• Argumentative: a statement that claims a position that is open to debate and justifies the truth of that position through concrete examples and evidence.
What type of approach you choose to take will depend upon the nature of your research. Analyzing why you are writing this thesis/dissertation can provides important clues regarding the approach you should take. For example, are you proposing a new point of view, or agreeing someone else’s point of view with some disagreement or alternative interpretations? Are you trying to make an existing point of view clearer or better in some way? Or are you criticizing or dismissing an existing point of view because of its inadequacy or irrelevance?
The answers to these questions can help you pinpoint the type of statement you should write.
What is the relationship between a thesis statement and a research question?
The thesis statement is a preliminary answer to the research question you have posed. A strong introductory thesis statement, followed by thorough research in the body of the paper, should convince the reader that you are, indeed, addressing and resolving a pertinent research question. The strategic restatement of the thesis statement in the conclusion should carry a convincing rhetorical effect to the reader that your research problem has been resolved.
You will find that you are able to narrow down your thesis statement by brainstorming a list of responses to your research question. Your task is to turn your working research question into a thesis statement.
The type of questions that can be helpful to ask yourself when drafting your thesis statement are:
• What am I analyzing, explaining or describing, or what am I claiming or asserting?
• What are the reasons/evidence I have to support my claim or assertion?
• What did I discover in my analysis?
• How can I categorize my discoveries or organize my explanations?
• In what order should I present my discoveries, and the different parts of my explanations and reasons?
Where should my thesis statement appear in the document?

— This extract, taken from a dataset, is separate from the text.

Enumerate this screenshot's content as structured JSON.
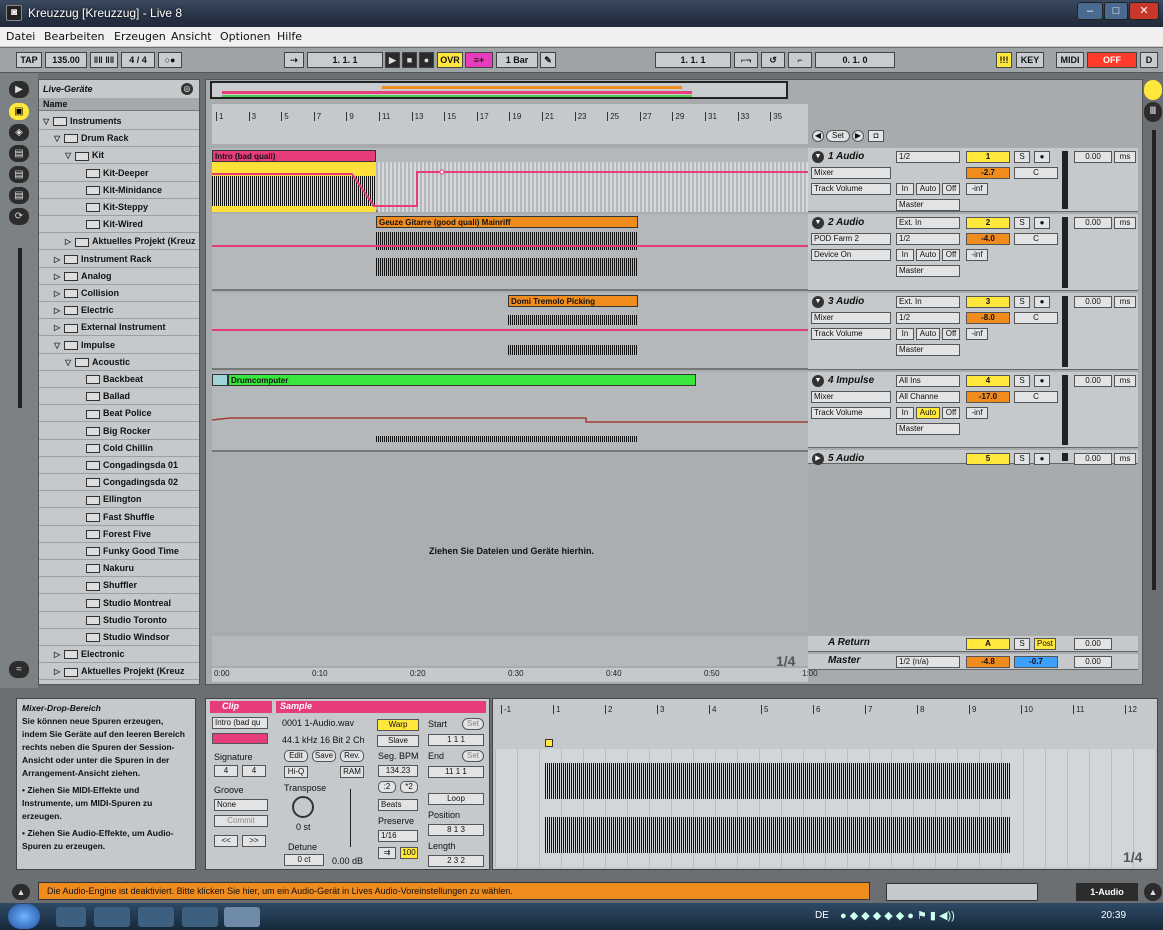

The thesis statement is usually, though not always, the last sentence of your paper’s opening paragraph. The thesis can be expressed in several sentences or in an entire paragraph. It tells your readers what to expect and focuses their attention on what is to come.
Because a thesis/dissertation is such a lengthy document, it is important to continually remind the reader of the research question your document is designed to resolve. Hence, each result chapter in your dissertation should have an introduction and a thesis statement. In particular, as in any paper, the last paragraph of the introduction should guide the reader through the material to be presented, and should make the reader aware of the logic, organization, and goals of the text to follow.
Finding a starting point
Getting started is always tough, but the first step to writing an effective thesis statement is to begin with your purpose and audience. What purpose do you wish to achieve? What do you want to describe or explain? What viewpoint do you wish your reader to adopt?
Articulating the answers to these questions is the major part of the battle. Don’t attempt to write anything polished when beginning; just try to get your thoughts down on paper. Once that’s accomplished, the rest will flow much more easily.
My advisor doesn’t really know much about my research topic but he is the one providing my funding. What should I do?
Wendy Y. Carter, Ph.D.
About the Author: As a single mother, professor Wendy Y. Carter, Ph.D., completed three masters’ degrees and a PhD. Her motto is a Good Thesis/Dissertation is a Done Thesis/Dissertation. She is the creator of a new innovative interactive resource tool on CD—TADA! Thesis and Dissertation Accomplished. To learn more and sign up for her FREE tips and teleclasses, contact us at firstname.lastname@example.org. Privacy is our policy. TADA™ Finishline does not give out or sell our subscribers’ names or e-mail addresses.